YOUR GOAL —
Copy each line of the records that holds the string "handle".

App and web page records —
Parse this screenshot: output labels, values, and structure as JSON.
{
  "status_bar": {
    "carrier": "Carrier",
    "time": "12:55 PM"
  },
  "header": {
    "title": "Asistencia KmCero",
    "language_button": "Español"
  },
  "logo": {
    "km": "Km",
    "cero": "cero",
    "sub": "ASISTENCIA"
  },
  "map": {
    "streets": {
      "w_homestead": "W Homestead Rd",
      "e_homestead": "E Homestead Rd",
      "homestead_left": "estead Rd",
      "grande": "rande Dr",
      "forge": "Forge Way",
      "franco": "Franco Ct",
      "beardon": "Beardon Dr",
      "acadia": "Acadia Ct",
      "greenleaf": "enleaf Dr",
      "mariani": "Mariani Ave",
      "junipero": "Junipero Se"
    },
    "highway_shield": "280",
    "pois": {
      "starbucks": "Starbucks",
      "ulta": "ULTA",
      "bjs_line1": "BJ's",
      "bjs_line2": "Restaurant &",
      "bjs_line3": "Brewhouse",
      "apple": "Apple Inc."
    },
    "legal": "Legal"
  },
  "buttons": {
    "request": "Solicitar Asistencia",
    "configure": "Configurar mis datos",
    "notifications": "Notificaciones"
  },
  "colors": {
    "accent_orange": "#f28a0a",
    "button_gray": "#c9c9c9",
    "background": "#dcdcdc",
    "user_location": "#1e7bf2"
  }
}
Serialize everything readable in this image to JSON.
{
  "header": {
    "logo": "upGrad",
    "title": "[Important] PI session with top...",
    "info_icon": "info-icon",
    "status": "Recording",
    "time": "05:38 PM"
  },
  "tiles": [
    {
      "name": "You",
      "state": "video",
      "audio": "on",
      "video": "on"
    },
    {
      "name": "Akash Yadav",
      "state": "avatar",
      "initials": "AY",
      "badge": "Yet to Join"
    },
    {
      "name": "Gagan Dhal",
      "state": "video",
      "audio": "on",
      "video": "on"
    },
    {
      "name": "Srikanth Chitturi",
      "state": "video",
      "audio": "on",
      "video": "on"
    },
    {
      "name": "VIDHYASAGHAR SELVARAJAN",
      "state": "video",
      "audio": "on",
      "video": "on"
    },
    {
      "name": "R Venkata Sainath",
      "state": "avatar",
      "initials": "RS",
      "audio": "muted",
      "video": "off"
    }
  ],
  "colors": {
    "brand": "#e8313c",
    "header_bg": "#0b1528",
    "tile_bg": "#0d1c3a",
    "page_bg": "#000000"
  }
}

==

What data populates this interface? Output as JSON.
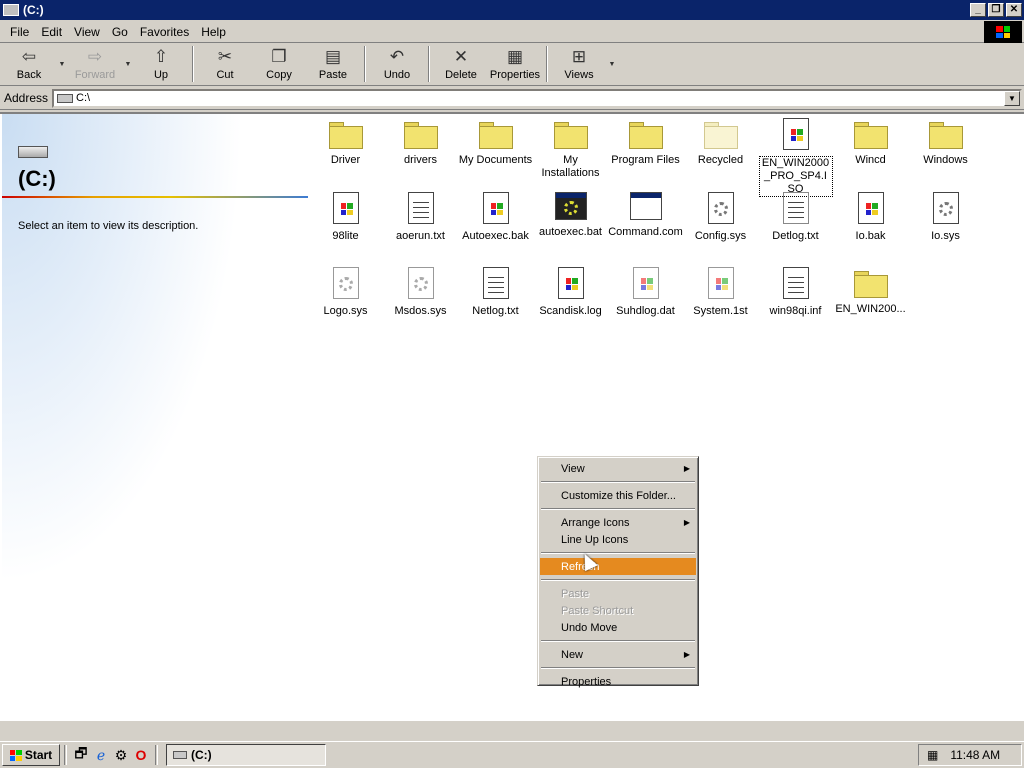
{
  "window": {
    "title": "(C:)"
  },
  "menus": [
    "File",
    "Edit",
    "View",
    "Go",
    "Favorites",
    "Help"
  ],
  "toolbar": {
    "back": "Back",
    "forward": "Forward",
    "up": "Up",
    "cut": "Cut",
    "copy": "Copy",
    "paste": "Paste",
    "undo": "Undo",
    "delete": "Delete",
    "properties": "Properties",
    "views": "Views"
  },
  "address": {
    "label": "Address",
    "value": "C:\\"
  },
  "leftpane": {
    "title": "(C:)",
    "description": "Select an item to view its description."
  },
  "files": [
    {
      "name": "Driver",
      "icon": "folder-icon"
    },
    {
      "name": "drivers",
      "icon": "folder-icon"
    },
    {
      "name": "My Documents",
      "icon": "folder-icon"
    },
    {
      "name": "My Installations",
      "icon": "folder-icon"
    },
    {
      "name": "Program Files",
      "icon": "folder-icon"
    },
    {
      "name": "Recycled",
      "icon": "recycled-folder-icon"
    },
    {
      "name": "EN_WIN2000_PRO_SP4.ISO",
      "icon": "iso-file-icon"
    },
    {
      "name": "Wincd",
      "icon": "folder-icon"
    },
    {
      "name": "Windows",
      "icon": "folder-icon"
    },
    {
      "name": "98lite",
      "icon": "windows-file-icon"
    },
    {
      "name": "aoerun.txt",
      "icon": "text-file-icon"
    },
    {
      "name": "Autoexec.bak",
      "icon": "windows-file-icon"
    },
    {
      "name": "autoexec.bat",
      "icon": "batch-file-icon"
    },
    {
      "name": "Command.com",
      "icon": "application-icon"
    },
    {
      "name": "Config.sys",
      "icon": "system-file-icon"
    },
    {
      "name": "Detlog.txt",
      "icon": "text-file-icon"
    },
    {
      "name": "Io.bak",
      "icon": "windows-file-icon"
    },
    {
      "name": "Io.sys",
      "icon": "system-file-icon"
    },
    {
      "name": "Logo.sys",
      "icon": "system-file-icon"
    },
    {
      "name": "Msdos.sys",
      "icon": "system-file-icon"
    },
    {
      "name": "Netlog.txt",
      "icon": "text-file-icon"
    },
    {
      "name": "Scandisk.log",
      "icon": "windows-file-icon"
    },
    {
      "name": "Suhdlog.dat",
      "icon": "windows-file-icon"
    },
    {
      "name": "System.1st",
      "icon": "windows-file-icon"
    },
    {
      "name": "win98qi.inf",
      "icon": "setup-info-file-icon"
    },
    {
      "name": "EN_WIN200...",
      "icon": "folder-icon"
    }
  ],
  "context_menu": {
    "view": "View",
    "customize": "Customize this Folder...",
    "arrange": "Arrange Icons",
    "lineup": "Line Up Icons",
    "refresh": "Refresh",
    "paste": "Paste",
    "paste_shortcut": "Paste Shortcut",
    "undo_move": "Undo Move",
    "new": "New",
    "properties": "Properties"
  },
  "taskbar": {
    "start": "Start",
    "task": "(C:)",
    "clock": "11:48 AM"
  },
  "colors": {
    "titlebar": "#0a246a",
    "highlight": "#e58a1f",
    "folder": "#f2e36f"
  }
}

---

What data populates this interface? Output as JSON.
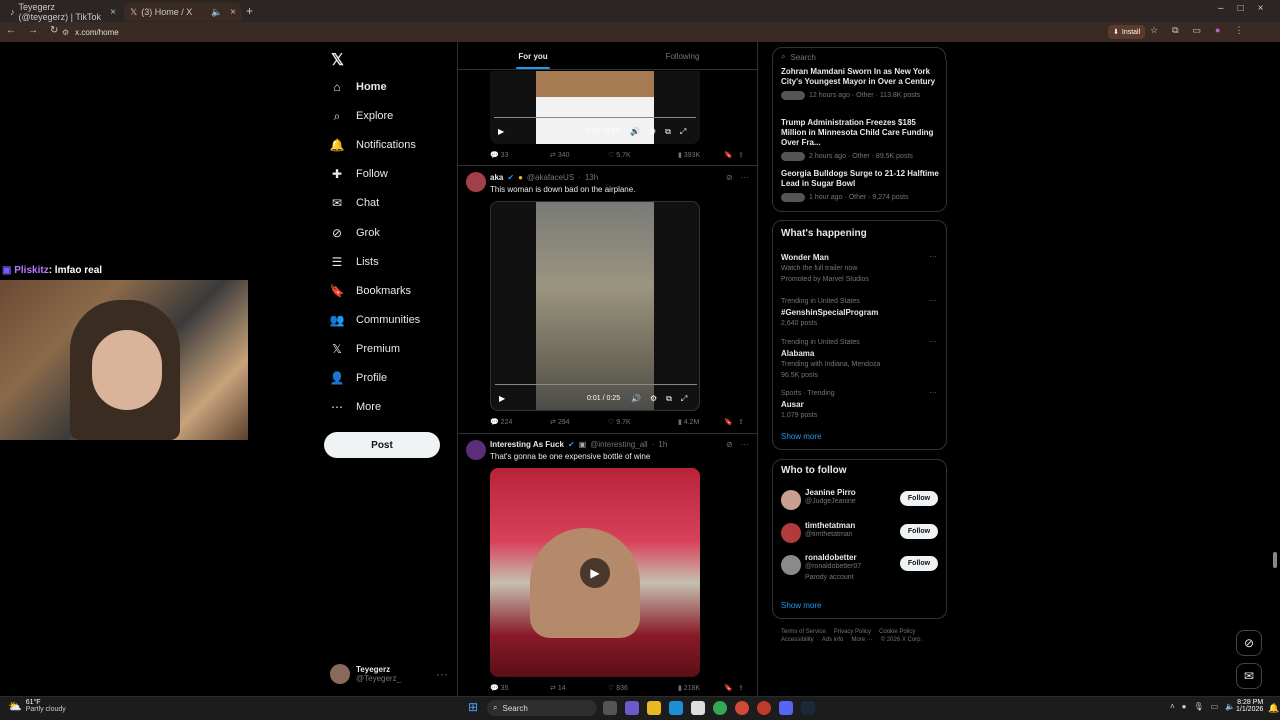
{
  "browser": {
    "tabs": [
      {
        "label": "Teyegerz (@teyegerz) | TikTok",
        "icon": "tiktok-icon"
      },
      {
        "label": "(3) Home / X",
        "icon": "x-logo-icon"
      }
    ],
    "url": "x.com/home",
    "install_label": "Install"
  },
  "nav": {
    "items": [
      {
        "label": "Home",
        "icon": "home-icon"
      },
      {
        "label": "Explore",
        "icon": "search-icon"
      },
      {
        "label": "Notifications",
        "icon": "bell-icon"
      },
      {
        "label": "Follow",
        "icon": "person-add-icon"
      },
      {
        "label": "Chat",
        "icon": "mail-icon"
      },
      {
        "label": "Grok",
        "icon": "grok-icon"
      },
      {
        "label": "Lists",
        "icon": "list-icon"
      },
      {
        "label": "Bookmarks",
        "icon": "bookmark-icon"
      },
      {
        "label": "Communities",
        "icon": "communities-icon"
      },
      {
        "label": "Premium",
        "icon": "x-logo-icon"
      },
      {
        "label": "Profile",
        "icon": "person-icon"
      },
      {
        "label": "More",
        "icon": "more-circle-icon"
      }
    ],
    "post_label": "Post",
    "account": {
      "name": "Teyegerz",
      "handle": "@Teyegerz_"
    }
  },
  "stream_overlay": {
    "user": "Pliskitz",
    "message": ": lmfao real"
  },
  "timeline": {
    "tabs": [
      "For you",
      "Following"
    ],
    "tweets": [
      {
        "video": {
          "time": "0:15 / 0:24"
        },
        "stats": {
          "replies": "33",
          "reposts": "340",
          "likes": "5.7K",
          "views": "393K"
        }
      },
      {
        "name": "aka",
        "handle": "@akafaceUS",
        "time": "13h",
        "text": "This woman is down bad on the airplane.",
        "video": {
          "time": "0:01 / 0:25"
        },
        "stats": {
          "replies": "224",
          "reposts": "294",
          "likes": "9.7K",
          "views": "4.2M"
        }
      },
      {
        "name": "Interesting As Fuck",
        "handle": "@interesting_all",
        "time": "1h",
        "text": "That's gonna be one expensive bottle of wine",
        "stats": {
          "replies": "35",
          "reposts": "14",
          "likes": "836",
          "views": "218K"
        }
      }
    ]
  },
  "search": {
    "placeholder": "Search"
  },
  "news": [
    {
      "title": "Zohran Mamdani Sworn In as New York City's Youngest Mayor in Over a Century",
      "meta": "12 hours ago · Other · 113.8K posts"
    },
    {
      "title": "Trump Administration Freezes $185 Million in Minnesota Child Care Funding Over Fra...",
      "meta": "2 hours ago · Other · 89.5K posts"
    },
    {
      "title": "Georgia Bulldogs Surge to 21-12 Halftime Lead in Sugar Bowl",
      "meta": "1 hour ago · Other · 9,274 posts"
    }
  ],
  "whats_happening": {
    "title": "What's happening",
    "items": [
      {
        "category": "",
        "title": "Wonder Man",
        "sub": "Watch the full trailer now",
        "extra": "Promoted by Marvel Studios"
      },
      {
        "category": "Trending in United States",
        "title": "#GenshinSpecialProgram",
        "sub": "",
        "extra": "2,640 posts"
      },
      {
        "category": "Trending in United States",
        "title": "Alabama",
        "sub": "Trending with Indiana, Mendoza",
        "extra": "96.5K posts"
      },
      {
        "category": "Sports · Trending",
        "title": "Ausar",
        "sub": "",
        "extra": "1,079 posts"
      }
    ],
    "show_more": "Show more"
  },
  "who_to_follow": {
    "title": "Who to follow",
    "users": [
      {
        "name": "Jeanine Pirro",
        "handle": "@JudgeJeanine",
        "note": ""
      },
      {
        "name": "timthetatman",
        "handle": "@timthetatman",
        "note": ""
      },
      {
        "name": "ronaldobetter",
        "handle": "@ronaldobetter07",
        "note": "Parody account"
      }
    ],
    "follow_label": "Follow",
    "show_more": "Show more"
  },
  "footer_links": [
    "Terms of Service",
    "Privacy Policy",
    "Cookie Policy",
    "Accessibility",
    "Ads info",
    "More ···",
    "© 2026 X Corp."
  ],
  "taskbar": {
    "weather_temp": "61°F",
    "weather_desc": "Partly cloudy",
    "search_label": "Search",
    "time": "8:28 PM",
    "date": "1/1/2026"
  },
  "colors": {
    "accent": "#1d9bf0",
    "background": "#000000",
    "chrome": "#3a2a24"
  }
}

EXPECTED ANSWER —
      "handle": "@Teyegerz_"
        "handle": "@akafaceUS",
        "handle": "@interesting_all",
        "handle": "@JudgeJeanine",
        "handle": "@timthetatman",
        "handle": "@ronaldobetter07",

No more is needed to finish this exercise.